SP: Yu Darvish, RHP – Texas Rangers (7-3, 2.84 ERA, 0.97 WHIP, 12.17 K/9, 2.82 FIP)
- Darvish came the closest of any pitcher in the first half to throwing a no-hitter, and he’s a threat to do so every time he steps on the mound. His “stuff” makes watching him pitch one of the most entertaining experiences in the league; expect to see a lot of K’s on the big screen.
SP: Max Scherzer, RHP – Detroit Tigers (11-0, 3.05 ERA, 0.91 WHIP, 10.63 K/9, 2.54 FIP)
- The final starting pitcher spot was a close call between Scherzer and Mariners upstart Hisashi Iwakuma, but the edge goes to the guy with an 11-0 record, the third highest K/9 ratio and a .91 WHIP. Simply put, hitters cannot put the bat on the ball with Max on the mound. Plus, it seemed unfair to leave a Detroit Tiger off the pitching staff in a season where they are on pace for having the most strikeouts in MLB history.
RP: Jesse Crain, RHP – Chicago White Sox (2-2, 0.52 ERA, 1.07 WHIP, 11.94 K/9, 1.43 FIP)
- Unfortunately, I have yet to see Crain pitch this year. Chicago finally plays Detroit – and frequently – during the second half, and I expect to see a lot of Tigers whiffing when he comes in relief.
RP: Mariano Rivera, RHP – New York Yankees (26 SV, 1.61 ERA, 1.25 WHIP, 8.68 K/9, 2.33 FIP)
- Mo’s last season has been about as uneventful as all of them before – meaning you can almost guarantee a Yankees victory when they have a lead and the 9th inning comes around.
Cy Young Award: Clay Buchholz, RHP – Boston Red Sox
- The best pitcher in the AL right now happens to play for the best team in the AL right now. Easy pickings.
MVP Award: Miguel Cabrera, 3B – Detroit Tigers
- I foresee less debate than last year if Miggy keeps hitting at this pace. We are witnessing Ali in his prime.
Rookie of the First Half Award: Jose Iglesias, 3B/SS – Boston Red Sox
- The man who isn’t related to Enrique has been hitting out of his mind after he started primarily playing 3B. No longer just known for his slick glove, Boston hopes Iglesias’ production is a sign he’s ready to become a stalwart for their infield.

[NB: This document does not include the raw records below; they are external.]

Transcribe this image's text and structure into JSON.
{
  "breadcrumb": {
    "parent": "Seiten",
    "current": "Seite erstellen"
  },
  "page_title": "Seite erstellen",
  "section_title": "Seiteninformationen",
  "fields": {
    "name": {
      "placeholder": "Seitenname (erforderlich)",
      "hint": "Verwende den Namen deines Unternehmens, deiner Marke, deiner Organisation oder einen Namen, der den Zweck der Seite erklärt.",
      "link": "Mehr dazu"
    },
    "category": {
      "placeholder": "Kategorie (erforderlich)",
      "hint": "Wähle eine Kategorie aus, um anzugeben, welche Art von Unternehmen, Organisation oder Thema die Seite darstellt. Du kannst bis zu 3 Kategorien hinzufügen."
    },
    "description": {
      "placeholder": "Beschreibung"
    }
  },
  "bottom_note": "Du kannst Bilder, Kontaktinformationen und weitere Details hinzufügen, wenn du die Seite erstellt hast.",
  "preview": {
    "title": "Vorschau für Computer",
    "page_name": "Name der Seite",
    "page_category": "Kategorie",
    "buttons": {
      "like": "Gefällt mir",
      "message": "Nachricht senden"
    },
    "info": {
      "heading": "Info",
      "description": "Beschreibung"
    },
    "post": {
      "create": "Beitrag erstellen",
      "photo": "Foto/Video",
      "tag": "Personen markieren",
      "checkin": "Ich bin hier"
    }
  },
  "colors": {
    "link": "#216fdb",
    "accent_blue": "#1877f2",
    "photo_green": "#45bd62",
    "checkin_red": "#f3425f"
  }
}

Signature Play of the First Half: Peter Bourjos, CF – Los Angeles Angels
*Click to play* —> JJ Hardy is robbed by a guardian Angel – again